- _Component data from apps and pages_
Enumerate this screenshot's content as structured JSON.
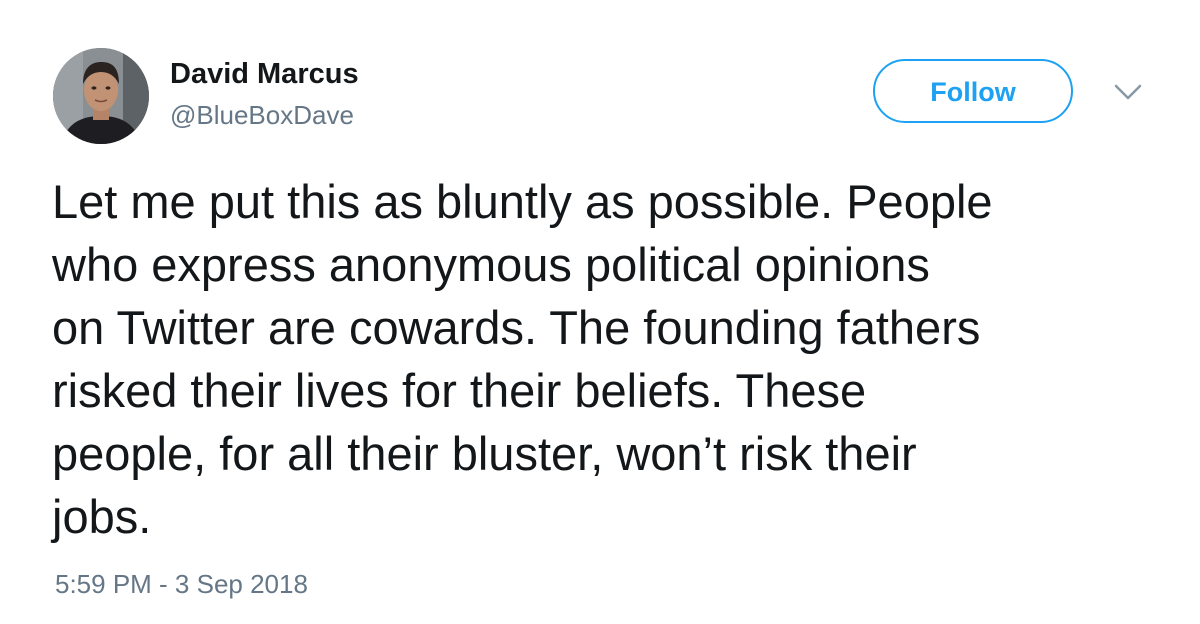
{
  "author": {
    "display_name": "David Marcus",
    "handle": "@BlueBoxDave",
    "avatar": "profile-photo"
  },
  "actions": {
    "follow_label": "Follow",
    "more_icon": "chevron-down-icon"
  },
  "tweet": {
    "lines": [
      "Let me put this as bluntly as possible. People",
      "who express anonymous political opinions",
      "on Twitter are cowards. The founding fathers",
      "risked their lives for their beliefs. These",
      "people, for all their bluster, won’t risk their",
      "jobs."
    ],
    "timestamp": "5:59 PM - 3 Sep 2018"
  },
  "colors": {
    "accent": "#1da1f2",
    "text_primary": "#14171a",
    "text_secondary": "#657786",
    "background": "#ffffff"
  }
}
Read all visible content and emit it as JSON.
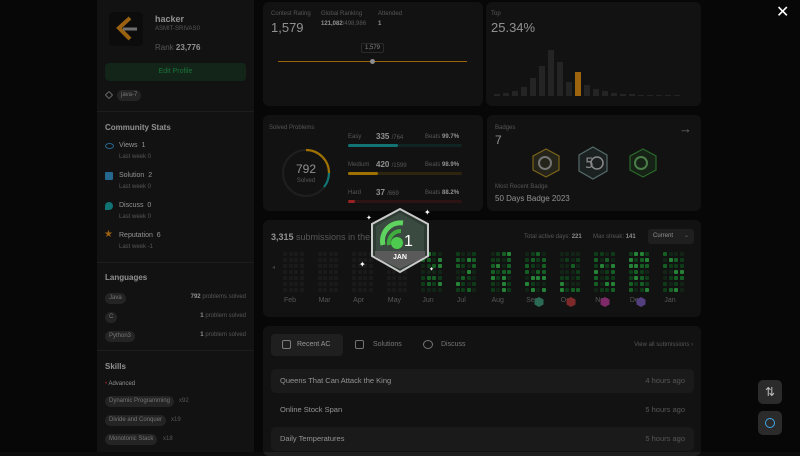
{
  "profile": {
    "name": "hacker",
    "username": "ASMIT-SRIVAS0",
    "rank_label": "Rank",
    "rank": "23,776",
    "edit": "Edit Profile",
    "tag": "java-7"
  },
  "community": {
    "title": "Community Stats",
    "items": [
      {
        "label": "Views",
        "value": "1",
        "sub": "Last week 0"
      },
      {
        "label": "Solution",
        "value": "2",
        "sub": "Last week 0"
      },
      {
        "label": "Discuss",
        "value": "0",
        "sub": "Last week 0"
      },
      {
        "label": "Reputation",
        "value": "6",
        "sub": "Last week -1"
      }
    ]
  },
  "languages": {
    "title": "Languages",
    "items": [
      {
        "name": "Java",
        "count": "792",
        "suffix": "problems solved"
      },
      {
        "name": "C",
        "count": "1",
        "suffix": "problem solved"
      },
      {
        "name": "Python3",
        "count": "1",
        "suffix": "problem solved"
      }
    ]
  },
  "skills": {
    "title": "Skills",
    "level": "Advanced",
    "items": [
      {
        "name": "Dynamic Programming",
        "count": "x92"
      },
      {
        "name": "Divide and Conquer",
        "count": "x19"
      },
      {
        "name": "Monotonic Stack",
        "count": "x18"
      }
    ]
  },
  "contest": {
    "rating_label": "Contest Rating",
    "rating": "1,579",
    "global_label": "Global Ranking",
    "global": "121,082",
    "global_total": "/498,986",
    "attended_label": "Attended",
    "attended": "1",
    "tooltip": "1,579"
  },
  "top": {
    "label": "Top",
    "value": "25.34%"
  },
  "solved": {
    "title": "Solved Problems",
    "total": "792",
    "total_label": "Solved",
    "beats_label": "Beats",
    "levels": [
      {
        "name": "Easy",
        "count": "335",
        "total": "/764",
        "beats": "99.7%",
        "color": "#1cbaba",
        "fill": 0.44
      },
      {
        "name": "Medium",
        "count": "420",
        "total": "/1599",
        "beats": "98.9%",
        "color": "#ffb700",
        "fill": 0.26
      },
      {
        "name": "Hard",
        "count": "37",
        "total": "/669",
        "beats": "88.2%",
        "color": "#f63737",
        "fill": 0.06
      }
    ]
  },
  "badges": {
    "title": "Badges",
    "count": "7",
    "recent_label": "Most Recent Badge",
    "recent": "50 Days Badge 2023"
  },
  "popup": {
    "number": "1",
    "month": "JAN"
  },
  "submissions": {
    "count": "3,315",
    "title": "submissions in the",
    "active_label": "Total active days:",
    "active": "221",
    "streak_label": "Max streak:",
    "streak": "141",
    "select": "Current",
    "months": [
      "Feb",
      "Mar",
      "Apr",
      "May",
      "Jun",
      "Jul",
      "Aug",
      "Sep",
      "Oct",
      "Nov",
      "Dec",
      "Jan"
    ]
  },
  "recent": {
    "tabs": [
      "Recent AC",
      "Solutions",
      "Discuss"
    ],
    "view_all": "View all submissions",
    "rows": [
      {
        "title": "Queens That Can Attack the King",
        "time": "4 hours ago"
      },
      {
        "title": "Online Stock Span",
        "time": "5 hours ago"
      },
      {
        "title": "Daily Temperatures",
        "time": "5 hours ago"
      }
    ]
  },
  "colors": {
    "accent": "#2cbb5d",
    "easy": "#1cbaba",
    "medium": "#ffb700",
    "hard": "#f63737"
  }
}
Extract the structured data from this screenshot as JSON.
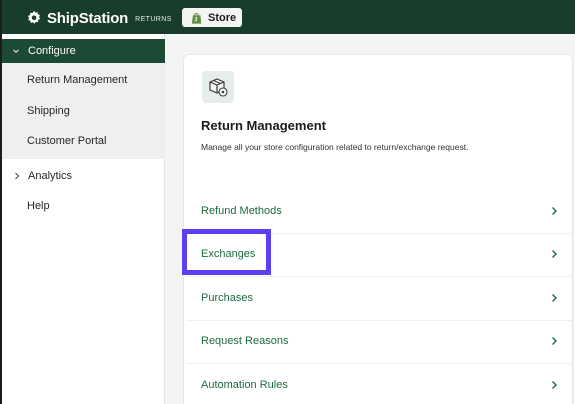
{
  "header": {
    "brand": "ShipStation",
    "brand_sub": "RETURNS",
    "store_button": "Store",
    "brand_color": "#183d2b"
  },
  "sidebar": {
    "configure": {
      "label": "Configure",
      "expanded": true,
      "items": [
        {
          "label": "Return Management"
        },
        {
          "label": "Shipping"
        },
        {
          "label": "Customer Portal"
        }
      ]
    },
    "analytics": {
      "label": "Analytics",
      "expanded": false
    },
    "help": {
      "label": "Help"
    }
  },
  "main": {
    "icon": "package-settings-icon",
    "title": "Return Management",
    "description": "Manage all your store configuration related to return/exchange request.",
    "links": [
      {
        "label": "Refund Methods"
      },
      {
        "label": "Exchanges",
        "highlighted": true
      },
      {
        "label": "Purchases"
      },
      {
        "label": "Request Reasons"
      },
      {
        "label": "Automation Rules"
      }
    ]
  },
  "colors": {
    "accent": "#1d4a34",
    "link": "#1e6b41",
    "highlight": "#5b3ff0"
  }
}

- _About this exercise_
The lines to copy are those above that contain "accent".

- _Reply_
    "accent": "#1da1f2",
    "accent": "#2cbb5d",
    "accent": "#1d4a34",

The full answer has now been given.